In 1985, the U.S. aerospace industry constituted 72 percent of the global aerospace market. However, by 1999, this had decreased to 52 percent. Although the United States has dominated the global aerospace industry in the past, the rest of the world is catching up as they realize that aerospace industry jobs are key to their own economies. Jobs in the aerospace industry are desirable because they are high paying and high technology. The civil aviation industry and the products that enable it form 9 percent of the gross domestic product. This creates jobs not only domestically, but throughout the world. For example, during the development of the Boeing 777, approximately 700,000 people worldwide were involved in some way, for example, through supply chain networks. The manufacture of commercial transports therefore has an enormous impact on the global economy.
Boeing is the largest exporter within the United States, and the U.S. aerospace industry is the single largest contributor to the nation’s positive surplus of trade. However, between 1998 and 2000 there was a drop in the surplus of trade by almost 50 percent as a result of foreign competition (Figure 9-2). The product that drives the single largest portion of the trade surplus is commercial transport planes.
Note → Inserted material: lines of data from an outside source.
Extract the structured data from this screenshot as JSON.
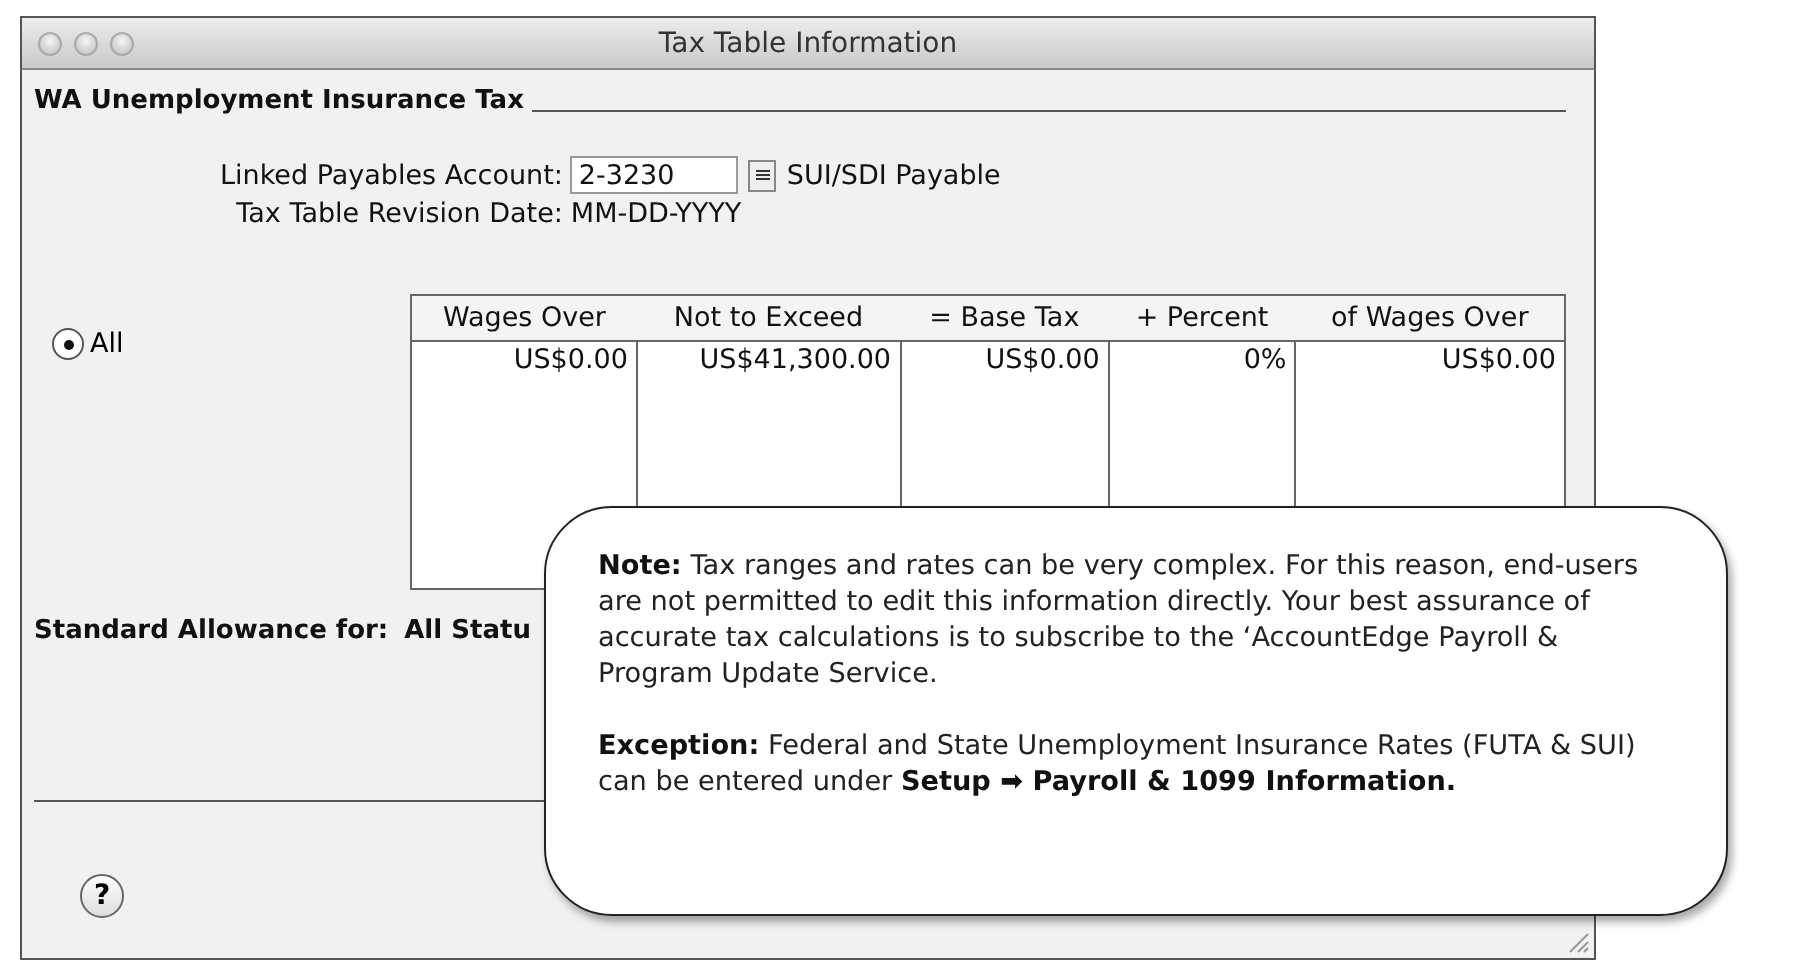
{
  "window": {
    "title": "Tax Table Information"
  },
  "section_title": "WA Unemployment Insurance Tax",
  "linked_account": {
    "label": "Linked Payables Account:",
    "value": "2-3230",
    "account_name": "SUI/SDI Payable"
  },
  "revision_date": {
    "label": "Tax Table Revision Date:",
    "value": "MM-DD-YYYY"
  },
  "filter_options": [
    {
      "label": "All",
      "selected": true
    }
  ],
  "table": {
    "columns": [
      "Wages Over",
      "Not to Exceed",
      "= Base Tax",
      "+ Percent",
      "of Wages Over"
    ],
    "rows": [
      [
        "US$0.00",
        "US$41,300.00",
        "US$0.00",
        "0%",
        "US$0.00"
      ]
    ]
  },
  "standard_allowance": {
    "label": "Standard Allowance for:",
    "value": "All Statu"
  },
  "help_button": "?",
  "callout": {
    "paragraphs": [
      "**Note:** Tax ranges and rates can be very complex. For this reason, end-users are not permitted to edit this information directly. Your best assurance of accurate tax calculations is to subscribe to the ‘AccountEdge Payroll & Program Update Service.",
      "**Exception:** Federal and State Unemployment Insurance Rates (FUTA & SUI) can be entered under **Setup ➡ Payroll & 1099 Information.**"
    ]
  }
}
The largest driver for commercial transport sales is airline passenger traffic. During the past 30 years, passenger growth has been constant and the demand for commercial transports has grown. However, over the past few years, there has been a significant decline in passenger traffic in the United States. Several U.S. airlines have declared bankruptcy as a result. In Europe and the rest of the world, however, passenger growth has regained the place that it held prior to September 11, 2001, and global airlines are therefore not suffering to the same extent as U.S. airlines.
In the long term, there is a huge market for the aerospace industry. Currently, about